Monday, April 21, 2014

"The Stranger Within" (1974) d/Lee Philips

 photo strangerwithintv1_zps33d4e041.jpg
Normally, the notion of a made-for-television horror movie from the seventies that was written by the late, great Richard Matheson and stars Barbara Eden, still well within the realm of "Jeannie"-level sexy,  and I'd be front row and center for the next hour and a half, glued to the screen like two-sided tape on a toupee. Except, in this particular case, the end result is a lot less stiffie-inducing than one might envision; light on terror, and heavy on unintentional laughs. In Matheson's defense (and I'll always defend my favorite writers, the list of which he is no doubt very high upon), he was probably creatively nudged in the direction of a Rosemary's Baby rip-off by the TV execs, and his material might have inspired a few chills had they cast someone other than Babs to pull it off here. Less miscast is David Doyle as a hypnotist, as his scenes in Charlie's Angels would always leave me in a deep sleep that only a vision of sopping wet Cheryl Ladd climbing out of a pool could snap me out of.

 photo sw1_zps788739f1.jpg
"Come down to dinner, sweetheart, I made your favorite... extra salty coffee grounds."
Despite her husband David (George Grizzard) having undergone a vasectomy three years earlier, Ann (Eden) is suddenly surprised to find herself pregnant and forced to detour her successful career as a painter. David juggles feelings of jealousy and mistrust before accepting that his wife has indeed been faithful to him the entire time, and it's then that her detour takes her down Oddball Blvd, as she finds herself obsessively pouring salt over her food, chugging hot coffee, speed-reading books on sociology, and wandering off into the cold night with barely a stitch on, leaving all of the windows wide open when she is home, slapping her next painting together only to mood-swing off the handle and lash out at David in unknown languages before apologetically cuddling up next to him a few moments later. You readers of the female persuasion are snickering to yourselves, right about now...
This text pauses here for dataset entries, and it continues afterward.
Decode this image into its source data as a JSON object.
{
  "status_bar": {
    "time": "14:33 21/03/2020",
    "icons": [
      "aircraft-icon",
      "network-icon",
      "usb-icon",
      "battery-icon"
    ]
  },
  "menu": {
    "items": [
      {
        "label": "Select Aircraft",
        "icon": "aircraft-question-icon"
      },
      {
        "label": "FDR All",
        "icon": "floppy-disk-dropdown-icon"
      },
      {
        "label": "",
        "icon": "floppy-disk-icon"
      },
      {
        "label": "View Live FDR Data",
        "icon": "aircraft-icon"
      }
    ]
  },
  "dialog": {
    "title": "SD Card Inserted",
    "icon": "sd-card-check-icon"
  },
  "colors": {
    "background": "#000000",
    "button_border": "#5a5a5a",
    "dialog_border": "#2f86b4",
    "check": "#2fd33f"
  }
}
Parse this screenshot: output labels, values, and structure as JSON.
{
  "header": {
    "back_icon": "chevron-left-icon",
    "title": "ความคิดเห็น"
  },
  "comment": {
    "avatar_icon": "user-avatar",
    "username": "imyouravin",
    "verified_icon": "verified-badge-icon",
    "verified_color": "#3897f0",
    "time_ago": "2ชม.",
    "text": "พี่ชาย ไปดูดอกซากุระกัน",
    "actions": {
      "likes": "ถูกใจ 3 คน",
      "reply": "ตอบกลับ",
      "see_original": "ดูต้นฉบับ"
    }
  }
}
 photo sw3_zps2ef65c84.jpg
"The baby wants to know how 'disaster movies' became so popular..."
As time passes, the titular stranger within Ann's womb grows more demanding, forcing her to eat raw coffee grounds, making her body more adept to handle cold temperatures, and leading all involved parties, including maternity doctors (Nehemiah Persoff), hypnotists (Doyle), and best friends (Joyce Van Patten), to express growing concern over her far-out schitzy condition. Eventually, the unborn is forced to possess her spirit, talking through her, to spell it all out for the dense humans in his mother's life: he is not of this world. As David finally sees her finished painting, an alien landscape as Ann described to him under the will of the infant, she carries her newborn out to a waiting army of women with infants, and they descend in blank unison towards a light in the woods, and onward to worlds unknown...

 photo sw2_zpsdde2c9b0.jpg
Can't blink yourself outta this one, huh, Barb?
Pregnancy often brings on a slew of irrational behavior in both parents-to-be, even if the fetus is from the same star system. I've even had a few non-preggo girlfriends over the years who went Margot Kidder-in-the-bushes nuts on a pretty regular basis, so maybe I'm not the right guy to cast the judgmental stone here, but tiptoeing into the California woods at night in a lace negligee isn't scary. Hell, that's not even TV scary. On the other hand, Ms. Eden's erratic mood swings do make for a pretty entertaining look-see if you're in the right frame of mind, but I can't help thinking I'd rather be watching her blink Major Healy into the eye of a hurricane or something. Scale-wise, a single seems like a good fit here, so approach with caution.

 photo a0a310bf-9792-4503-acfd-0e4266b22286_zpse42626bd.png
Not something I'd be particularly overjoyed to see outside my front door in the morning...
 photo nu1w_zpsb81401ad.jpg

No comments:

Connect with Facebook